Among the most extreme of those - and one of a few fatalities confirmed - was the case of Dunedin plumber Rory Nairn, 26, who experienced regular heart flutters after being vaccinated. Twelve days later he collapsed and died.
"I didn't think it would play out that way. I thought it would be covered up like the other ones."
On the vaccine, he raises questions over pharmaceutical authorising bodies such as New Zealand's Medsafe. "Kiwis believe this authorising body is okay and they trust them. They said smoking was okay for years and they let thalidomide through."
It's a debunked claim cited by many opposing widespread vaccination and overlooks the extraordinary overhaul in medical and pharmaceutical regimes in the 40-60 years since evidence exposed the dangers of both.
King raises the mental health toll, another debunked straw man. When it's pointed out that the Chief Coroner's statistics show no increase in suicides, King says he's heard they are being "recoded" as accidental deaths.
Other statistical gameplay is at work in the fatality rates, he says. The actual rate is much lower than it was believed to be, he says, and there's the question of whether someone "died of" or "died with" Covid.
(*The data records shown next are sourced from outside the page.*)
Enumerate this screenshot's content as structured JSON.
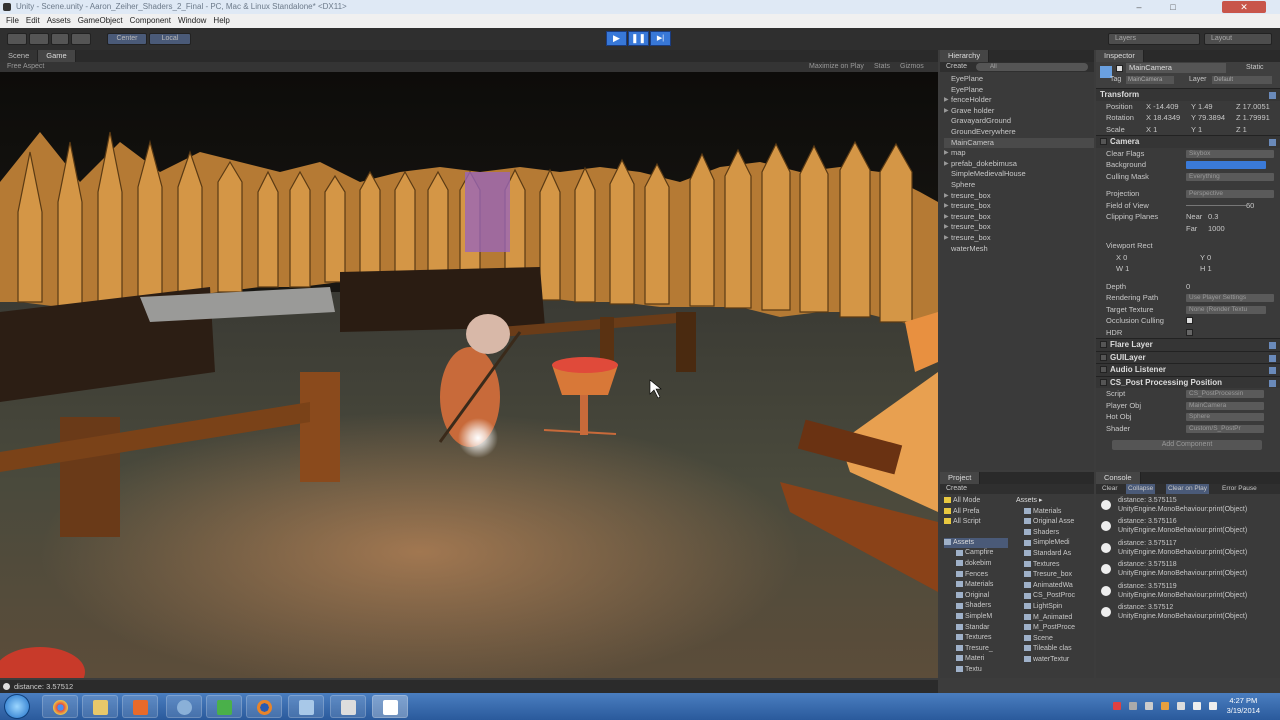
{
  "window": {
    "title": "Unity - Scene.unity - Aaron_Zeiher_Shaders_2_Final - PC, Mac & Linux Standalone* <DX11>",
    "min": "–",
    "max": "□",
    "close": "✕"
  },
  "menu": [
    "File",
    "Edit",
    "Assets",
    "GameObject",
    "Component",
    "Window",
    "Help"
  ],
  "toolbar": {
    "pivot": "Center",
    "space": "Local",
    "play": "▶",
    "pause": "❚❚",
    "step": "▶|",
    "layers": "Layers",
    "layout": "Layout"
  },
  "scene_tabs": {
    "scene": "Scene",
    "game": "Game",
    "aspect": "Free Aspect",
    "maximize": "Maximize on Play",
    "stats": "Stats",
    "gizmos": "Gizmos"
  },
  "status_message": "distance: 3.57512",
  "hierarchy": {
    "tab": "Hierarchy",
    "create": "Create",
    "search": "All",
    "items": [
      {
        "label": "EyePlane",
        "expand": false
      },
      {
        "label": "EyePlane",
        "expand": false
      },
      {
        "label": "fenceHolder",
        "expand": true
      },
      {
        "label": "Grave holder",
        "expand": true
      },
      {
        "label": "GravayardGround",
        "expand": false
      },
      {
        "label": "GroundEverywhere",
        "expand": false
      },
      {
        "label": "MainCamera",
        "expand": false,
        "selected": true
      },
      {
        "label": "map",
        "expand": true
      },
      {
        "label": "prefab_dokebimusa",
        "expand": true
      },
      {
        "label": "SimpleMedievalHouse",
        "expand": false
      },
      {
        "label": "Sphere",
        "expand": false
      },
      {
        "label": "tresure_box",
        "expand": true
      },
      {
        "label": "tresure_box",
        "expand": true
      },
      {
        "label": "tresure_box",
        "expand": true
      },
      {
        "label": "tresure_box",
        "expand": true
      },
      {
        "label": "tresure_box",
        "expand": true
      },
      {
        "label": "waterMesh",
        "expand": false
      }
    ]
  },
  "inspector": {
    "tab": "Inspector",
    "object_name": "MainCamera",
    "static": "Static",
    "tag_label": "Tag",
    "tag": "MainCamera",
    "layer_label": "Layer",
    "layer": "Default",
    "transform": {
      "title": "Transform",
      "position_label": "Position",
      "position": {
        "x": "-14.409",
        "y": "1.49",
        "z": "17.0051"
      },
      "rotation_label": "Rotation",
      "rotation": {
        "x": "18.4349",
        "y": "79.3894",
        "z": "1.79991"
      },
      "scale_label": "Scale",
      "scale": {
        "x": "1",
        "y": "1",
        "z": "1"
      }
    },
    "camera": {
      "title": "Camera",
      "clear_flags_label": "Clear Flags",
      "clear_flags": "Skybox",
      "background_label": "Background",
      "culling_mask_label": "Culling Mask",
      "culling_mask": "Everything",
      "projection_label": "Projection",
      "projection": "Perspective",
      "fov_label": "Field of View",
      "fov": "60",
      "clipping_label": "Clipping Planes",
      "near_label": "Near",
      "near": "0.3",
      "far_label": "Far",
      "far": "1000",
      "viewport_label": "Viewport Rect",
      "vp": {
        "x": "0",
        "y": "0",
        "w": "1",
        "h": "1"
      },
      "depth_label": "Depth",
      "depth": "0",
      "rendering_path_label": "Rendering Path",
      "rendering_path": "Use Player Settings",
      "target_texture_label": "Target Texture",
      "target_texture": "None (Render Textu",
      "occlusion_label": "Occlusion Culling",
      "hdr_label": "HDR"
    },
    "components": [
      "Flare Layer",
      "GUILayer",
      "Audio Listener"
    ],
    "post": {
      "title": "CS_Post Processing Position",
      "script_label": "Script",
      "script": "CS_PostProcessin",
      "player_label": "Player Obj",
      "player": "MainCamera",
      "hot_label": "Hot Obj",
      "hot": "Sphere",
      "shader_label": "Shader",
      "shader": "Custom/S_PostPr"
    },
    "add_component": "Add Component"
  },
  "project": {
    "tab": "Project",
    "create": "Create",
    "favorites": [
      "All Mode",
      "All Prefa",
      "All Script"
    ],
    "assets_root": "Assets",
    "tree": [
      "Campfire",
      "dokebim",
      "Fences",
      "Materials",
      "Original",
      "Shaders",
      "SimpleM",
      "Standar",
      "Textures",
      "Tresure_",
      "Materi",
      "Textu"
    ],
    "assets_header": "Assets ▸",
    "assets": [
      "Materials",
      "Original Asse",
      "Shaders",
      "SimpleMedi",
      "Standard As",
      "Textures",
      "Tresure_box",
      "AnimatedWa",
      "CS_PostProc",
      "LightSpin",
      "M_Animated",
      "M_PostProce",
      "Scene",
      "Tileable clas",
      "waterTextur"
    ]
  },
  "console": {
    "tab": "Console",
    "clear": "Clear",
    "collapse": "Collapse",
    "clear_on_play": "Clear on Play",
    "error_pause": "Error Pause",
    "entries": [
      {
        "line1": "distance: 3.575115",
        "line2": "UnityEngine.MonoBehaviour:print(Object)"
      },
      {
        "line1": "distance: 3.575116",
        "line2": "UnityEngine.MonoBehaviour:print(Object)"
      },
      {
        "line1": "distance: 3.575117",
        "line2": "UnityEngine.MonoBehaviour:print(Object)"
      },
      {
        "line1": "distance: 3.575118",
        "line2": "UnityEngine.MonoBehaviour:print(Object)"
      },
      {
        "line1": "distance: 3.575119",
        "line2": "UnityEngine.MonoBehaviour:print(Object)"
      },
      {
        "line1": "distance: 3.57512",
        "line2": "UnityEngine.MonoBehaviour:print(Object)"
      }
    ]
  },
  "taskbar": {
    "time": "4:27 PM",
    "date": "3/19/2014"
  }
}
It's another Covid-19 fallacy, spurred by an anecdote about a road accident victim's death being recorded as a virus-linked death.
On masks, too, he is dismissive. "Rubbish," he calls it, and about "government control" and "compliance". "I don't know why and I don't want to speculate. I don't look at the big picture.
"I don't know what's going on but it's not about the virus. If you question the narrative you get slammed as some sort of nut job."
Kate Hannah, principal investigator at Centre of Research Excellence unit Te Pūnaha Matatini, has studied disinformation and misinformation since the pandemic truly took hold.
With King, she speaks of the concept of "biographical availability" - someone able to pursue a cause because of a lack of constraints and or risk. It was this freedom that allowed him to pursue a role as an MP.
"He's potentially switched his biographical availability that he was prepared to give to something he strongly believes in."
Hannah says there's been an increase in people doing so and believes it is less about a belief in the cause and more about the feeling of risk.
"It's sort of a war-time response. Someone like him is the public face of a lot of other people but we're not seeing them writ quite as large."
National: 'Not views shared by the party or a vast majority of the public'
National Party President Peter Goodfellow said King was "entitled to his personal views, but they are not views shared by the National Party or a vast majority of the public.
"I am strongly supportive of vaccination, as is the National Party. I encourage everyone to take that step as the best protection, for themselves and their family, against Covid."
Goodfellow said selection was up to local delegates with the national board vetting potential candidates under improved processes identified in its 2020 Campaign Review.
"Our focus is on finding people who live up to our values and are of the highest quality, honesty, and integrity, that our members can be proud to select as their local National candidate for the next election."
If King was to run in Northland next year, he would have again faced NZ First's Shane Jones, as determined a political campaigner as his party leader. He - like others across politics - has watched as King has embraced views at odds with the weight of medical and scientific research.
Jones has empathy for the "fear and outrage" among those concerned over the "autocracy of the state". Contrast this though, he says, with the many urupa across Northland that are testament to the impact of the Spanish Flu.
And, he says, contrary voices that argue against the approach taken by the Government will be heard ahead of the election next year. Those views - like Jones' position "we have to learn to live with it" - set within defined medical and scientific parameters.
"The position Matt King has taken is a treacherous political rabbit hole. The rabbit hole Matt seems to have disappeared into is not a Parliamentary burrow. It's a dead end."